Google Analytics On The iPhone: 3 Apps Reviewed
You’re already using your smartphone to search and surf the web. You’re using it to read and write email. You might be using it to tweet, post to your blog, or network on Facebook. If your smartphone is an iPhone, you can also use it to keep an eye on all the sites in your […]
You’re already using your smartphone to search and surf the web. You’re using it to read and write email. You might be using it to tweet, post to your blog, or network on Facebook. If your smartphone is an iPhone, you can also use it to keep an eye on all the sites in your Google Analytics account.
With the recent launch of Analytics App, there are now three primary apps that bring Google Analytics to the iPhone; myAnalytics and Analytics Pro are the others. Analytics Pro also has a “lite” version.
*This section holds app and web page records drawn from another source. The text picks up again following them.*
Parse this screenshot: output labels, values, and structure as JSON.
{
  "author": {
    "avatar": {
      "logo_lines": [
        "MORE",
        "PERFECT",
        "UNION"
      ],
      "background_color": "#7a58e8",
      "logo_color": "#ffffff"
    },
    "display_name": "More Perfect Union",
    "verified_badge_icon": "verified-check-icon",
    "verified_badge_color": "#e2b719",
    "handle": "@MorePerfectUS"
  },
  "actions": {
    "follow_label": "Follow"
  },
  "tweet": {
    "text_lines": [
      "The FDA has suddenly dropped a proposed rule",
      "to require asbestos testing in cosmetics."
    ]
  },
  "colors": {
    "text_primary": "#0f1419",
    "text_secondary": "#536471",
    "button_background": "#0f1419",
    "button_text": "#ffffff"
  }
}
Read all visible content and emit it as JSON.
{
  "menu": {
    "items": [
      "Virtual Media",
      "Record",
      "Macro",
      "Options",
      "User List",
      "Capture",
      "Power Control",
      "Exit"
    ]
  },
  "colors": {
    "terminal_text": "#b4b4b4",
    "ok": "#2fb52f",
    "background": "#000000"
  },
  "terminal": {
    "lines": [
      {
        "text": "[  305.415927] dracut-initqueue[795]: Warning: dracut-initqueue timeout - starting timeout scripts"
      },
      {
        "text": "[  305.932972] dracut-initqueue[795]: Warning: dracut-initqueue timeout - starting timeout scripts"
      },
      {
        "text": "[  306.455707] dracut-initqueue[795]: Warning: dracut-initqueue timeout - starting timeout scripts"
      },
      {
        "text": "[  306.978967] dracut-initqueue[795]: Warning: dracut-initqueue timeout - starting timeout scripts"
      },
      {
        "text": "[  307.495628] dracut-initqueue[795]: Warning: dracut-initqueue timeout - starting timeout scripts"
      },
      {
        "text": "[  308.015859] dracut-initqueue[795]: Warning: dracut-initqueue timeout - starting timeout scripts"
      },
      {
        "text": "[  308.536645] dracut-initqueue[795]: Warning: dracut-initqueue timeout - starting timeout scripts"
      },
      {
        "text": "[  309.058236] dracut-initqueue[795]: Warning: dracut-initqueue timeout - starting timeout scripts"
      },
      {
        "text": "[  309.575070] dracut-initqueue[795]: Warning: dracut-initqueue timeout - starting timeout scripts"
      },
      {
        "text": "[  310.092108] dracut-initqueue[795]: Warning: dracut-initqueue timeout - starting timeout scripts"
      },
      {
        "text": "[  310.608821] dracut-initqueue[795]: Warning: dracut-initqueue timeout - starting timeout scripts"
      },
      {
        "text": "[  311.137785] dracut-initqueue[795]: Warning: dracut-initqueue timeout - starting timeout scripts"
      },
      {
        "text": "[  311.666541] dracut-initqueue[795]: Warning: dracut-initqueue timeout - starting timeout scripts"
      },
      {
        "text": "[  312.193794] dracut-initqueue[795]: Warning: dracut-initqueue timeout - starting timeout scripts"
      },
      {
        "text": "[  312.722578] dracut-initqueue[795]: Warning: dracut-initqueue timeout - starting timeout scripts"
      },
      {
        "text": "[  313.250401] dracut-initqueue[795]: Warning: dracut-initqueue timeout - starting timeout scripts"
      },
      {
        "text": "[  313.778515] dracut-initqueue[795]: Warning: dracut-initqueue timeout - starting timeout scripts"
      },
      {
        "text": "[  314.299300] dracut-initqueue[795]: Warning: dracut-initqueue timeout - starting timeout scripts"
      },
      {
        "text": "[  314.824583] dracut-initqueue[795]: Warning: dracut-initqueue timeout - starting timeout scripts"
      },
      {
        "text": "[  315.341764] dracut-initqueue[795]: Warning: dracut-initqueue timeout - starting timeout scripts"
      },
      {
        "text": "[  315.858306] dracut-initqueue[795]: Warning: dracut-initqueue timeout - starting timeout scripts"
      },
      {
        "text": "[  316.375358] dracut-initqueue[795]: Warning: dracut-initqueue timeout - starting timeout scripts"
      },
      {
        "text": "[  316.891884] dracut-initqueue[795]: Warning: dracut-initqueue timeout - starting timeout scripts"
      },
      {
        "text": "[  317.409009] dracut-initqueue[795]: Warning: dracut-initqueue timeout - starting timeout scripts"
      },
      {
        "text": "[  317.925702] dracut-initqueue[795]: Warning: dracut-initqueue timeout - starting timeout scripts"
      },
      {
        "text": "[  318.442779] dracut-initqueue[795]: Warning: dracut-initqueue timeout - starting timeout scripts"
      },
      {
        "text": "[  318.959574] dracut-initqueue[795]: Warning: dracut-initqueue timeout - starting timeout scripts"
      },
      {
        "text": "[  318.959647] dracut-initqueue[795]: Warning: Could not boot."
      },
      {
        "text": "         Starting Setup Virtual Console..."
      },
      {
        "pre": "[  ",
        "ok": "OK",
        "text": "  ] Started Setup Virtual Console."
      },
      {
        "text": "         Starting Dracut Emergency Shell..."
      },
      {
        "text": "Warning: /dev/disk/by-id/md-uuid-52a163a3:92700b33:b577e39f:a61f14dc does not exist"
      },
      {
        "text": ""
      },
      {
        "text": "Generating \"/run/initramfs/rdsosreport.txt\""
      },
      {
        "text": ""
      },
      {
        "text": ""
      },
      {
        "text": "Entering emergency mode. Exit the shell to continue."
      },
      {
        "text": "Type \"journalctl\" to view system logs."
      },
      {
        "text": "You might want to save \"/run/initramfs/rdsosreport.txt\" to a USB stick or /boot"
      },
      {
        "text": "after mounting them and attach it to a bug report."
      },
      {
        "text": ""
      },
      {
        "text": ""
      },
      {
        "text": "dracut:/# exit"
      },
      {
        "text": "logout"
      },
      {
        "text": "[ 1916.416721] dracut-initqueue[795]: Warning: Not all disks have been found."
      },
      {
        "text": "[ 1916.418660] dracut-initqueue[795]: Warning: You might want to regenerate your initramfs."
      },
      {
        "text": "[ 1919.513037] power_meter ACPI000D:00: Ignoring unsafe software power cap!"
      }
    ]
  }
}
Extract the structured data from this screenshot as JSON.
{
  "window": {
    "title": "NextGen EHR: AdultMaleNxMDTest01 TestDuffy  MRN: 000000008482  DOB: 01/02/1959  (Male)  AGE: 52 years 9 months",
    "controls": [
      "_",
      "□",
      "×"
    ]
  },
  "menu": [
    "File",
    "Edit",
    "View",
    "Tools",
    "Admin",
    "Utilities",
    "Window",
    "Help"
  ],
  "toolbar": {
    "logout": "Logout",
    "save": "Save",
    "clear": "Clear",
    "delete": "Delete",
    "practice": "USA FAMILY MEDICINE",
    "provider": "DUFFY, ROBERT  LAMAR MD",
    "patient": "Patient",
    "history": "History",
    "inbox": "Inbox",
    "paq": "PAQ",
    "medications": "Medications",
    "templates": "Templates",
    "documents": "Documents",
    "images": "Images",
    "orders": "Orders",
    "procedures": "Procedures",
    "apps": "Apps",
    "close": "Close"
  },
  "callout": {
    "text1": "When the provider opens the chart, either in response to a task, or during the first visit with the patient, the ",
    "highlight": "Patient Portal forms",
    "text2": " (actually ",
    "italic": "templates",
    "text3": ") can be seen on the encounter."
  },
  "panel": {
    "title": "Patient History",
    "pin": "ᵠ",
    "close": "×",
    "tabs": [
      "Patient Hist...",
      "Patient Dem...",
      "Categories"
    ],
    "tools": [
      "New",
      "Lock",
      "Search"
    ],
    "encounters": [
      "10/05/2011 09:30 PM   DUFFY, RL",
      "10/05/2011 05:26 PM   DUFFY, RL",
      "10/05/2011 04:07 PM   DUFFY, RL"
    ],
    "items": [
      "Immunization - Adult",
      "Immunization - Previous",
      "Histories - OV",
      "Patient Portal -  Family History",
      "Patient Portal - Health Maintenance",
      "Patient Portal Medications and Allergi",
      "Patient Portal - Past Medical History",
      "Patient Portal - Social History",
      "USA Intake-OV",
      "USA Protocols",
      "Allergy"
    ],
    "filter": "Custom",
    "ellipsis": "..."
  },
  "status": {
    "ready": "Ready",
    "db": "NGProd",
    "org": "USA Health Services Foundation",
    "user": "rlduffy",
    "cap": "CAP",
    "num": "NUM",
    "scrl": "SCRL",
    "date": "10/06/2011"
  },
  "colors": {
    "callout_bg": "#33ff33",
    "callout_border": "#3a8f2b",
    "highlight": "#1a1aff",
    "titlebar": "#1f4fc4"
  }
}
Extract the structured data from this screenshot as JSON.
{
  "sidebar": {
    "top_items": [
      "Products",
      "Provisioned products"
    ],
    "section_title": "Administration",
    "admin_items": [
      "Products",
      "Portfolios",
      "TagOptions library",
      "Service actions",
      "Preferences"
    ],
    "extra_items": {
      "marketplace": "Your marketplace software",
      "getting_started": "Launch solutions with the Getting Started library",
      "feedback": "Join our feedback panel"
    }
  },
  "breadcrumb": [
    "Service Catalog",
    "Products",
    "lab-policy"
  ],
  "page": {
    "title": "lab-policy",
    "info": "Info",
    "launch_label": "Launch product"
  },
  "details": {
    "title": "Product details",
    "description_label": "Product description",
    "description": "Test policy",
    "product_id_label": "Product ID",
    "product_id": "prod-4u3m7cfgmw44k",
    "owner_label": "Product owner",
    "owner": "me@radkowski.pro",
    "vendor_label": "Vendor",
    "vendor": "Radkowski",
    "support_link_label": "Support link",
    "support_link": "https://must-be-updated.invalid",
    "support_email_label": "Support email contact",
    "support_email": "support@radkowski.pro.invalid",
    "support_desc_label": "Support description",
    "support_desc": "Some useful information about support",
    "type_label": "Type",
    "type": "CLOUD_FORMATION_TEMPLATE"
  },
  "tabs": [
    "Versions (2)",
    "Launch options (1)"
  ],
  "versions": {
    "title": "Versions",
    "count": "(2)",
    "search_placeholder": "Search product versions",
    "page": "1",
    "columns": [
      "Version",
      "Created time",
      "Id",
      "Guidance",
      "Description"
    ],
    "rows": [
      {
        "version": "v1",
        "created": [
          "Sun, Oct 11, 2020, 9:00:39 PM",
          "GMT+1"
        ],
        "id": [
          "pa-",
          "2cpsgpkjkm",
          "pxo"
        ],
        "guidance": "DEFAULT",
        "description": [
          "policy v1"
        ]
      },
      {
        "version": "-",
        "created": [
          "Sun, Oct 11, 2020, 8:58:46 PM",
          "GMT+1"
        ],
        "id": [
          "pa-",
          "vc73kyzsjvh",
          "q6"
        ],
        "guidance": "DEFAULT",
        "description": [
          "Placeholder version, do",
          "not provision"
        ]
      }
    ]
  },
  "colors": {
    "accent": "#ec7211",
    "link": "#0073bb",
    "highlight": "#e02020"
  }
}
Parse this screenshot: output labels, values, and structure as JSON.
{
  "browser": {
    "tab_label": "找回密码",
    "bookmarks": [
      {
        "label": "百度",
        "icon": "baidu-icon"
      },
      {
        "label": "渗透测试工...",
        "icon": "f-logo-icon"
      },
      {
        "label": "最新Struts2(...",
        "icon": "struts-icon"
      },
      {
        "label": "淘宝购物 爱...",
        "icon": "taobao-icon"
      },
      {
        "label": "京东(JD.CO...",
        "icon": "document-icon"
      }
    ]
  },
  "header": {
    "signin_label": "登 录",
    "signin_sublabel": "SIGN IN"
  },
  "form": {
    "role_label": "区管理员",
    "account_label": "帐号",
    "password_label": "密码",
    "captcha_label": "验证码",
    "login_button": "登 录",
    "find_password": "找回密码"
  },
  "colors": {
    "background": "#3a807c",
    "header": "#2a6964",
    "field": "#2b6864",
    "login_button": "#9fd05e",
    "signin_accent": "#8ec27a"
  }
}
But are they any good? After using each of them during the past week, I can answer that question with a “yes,” but one of the three is heads and shoulders above the rest. Here’s a look at the good, bad, and ugly of Google Analytics apps on the iPhone.
Requirements: iPhone and iPod Touch; iPhone Software 2.1
Pros: If all you’re interested are the most basic data about your sites, myAnalytics might be right up your alley. It shows seven reports: Visits, Page Views, Views per Visit, Bounce Rate, Time on Site, New Visits, and Top 3 Countries. All of this data is shown on a single screen, and moving from one web site profile to the next is as simple as sliding your finger across the screen. (see image below left)
Cons: It’s too basic for most marketers and webmasters. Seven reports isn’t enough to really know what’s going on with your web sites. There’s no way to customize the reports that are shown. Nor can you drill down for more details of any reports. What you see is what you get. Also, to change the date range, you have to close the app and go to your iPhone’s main Settings and choose a new date range from there. Then, when you return to myAnalytics to see the new date range, the app has to reload all your Google Analytics data from scratch. The app’s description warns you that myAnalytics works best when you only have 5-9 web site profiles in your account, and that it might time out if you have more.
Verdict: If you only track a few web sites and only care about a few reports, myAnalytics might be just what you need. But it’s probably not strong enough or flexible enough for most Google Analytics users.
Requirements: iPhone and iPod Touch; iPhone Software 2.0
Pros: I can’t speak to any pros from direct experience, because this app will not display any reports for me. All I can make work is the “home” screen. (see image above right) There are reviews in the iTunes App Store saying it’s slow; indeed … after 10 minutes of waiting, my report page remains blank. From looking at the screenshots, the app appears to produce reports that look like a PDF export of Google Analytics data. The developer says this app provides 19 different reports, almost triple what myAnalytics offers.
Cons: The interface, at least as far as I was able to use it, is a bit clunky. Since I can’t speak directly to the reports, reviewers in the App Store have said this app is slow, the info. is hard to see (you have to pinch and drag to zoom in/out on the data), and that it crashes on occasion.
Verdict: For my money, this is obviously the worst of the three apps I’ve been trying. Your mileage may vary.
Requirements: iPhone and iPod Touch; iPhone Software 2.2
Pros: This app offers 29 reports, which is far and away the most of the three, and is the only one that includes Event Tracking and Custom Reports. The interface is very clean and easy to use. But the strong suit is by far the tremendous depth of data included in its reports. You can dig into the Keywords report, for example, and scroll and scroll through all those words that brought traffic to your site.
Cons: Not many. For small web sites, it may provide too much data; but I’ve said the same thing about Google Analytics itself, and you can easily access only the reports you want. I mentioned how clean the interface is, but I almost think it could use a little color. And I’m being greedy here, but I find myself wanting the graphs to be shown on each report, rather than just the Overview reports. (see image above left) I’m nitpicking; there’s not much to complain about.
Verdict: This is by far the most comprehensive of the three apps, and comes the closest to mirroring what Google Analytics offers via its regular interface. If you’re an analytics power user, this is the one to use. Then again, I’m not in that category, and it’s the only app I’ll be using, too. It’s well worth the extra two dollars; in fact, compared to what the other apps provide, this one is a bargain at its current price.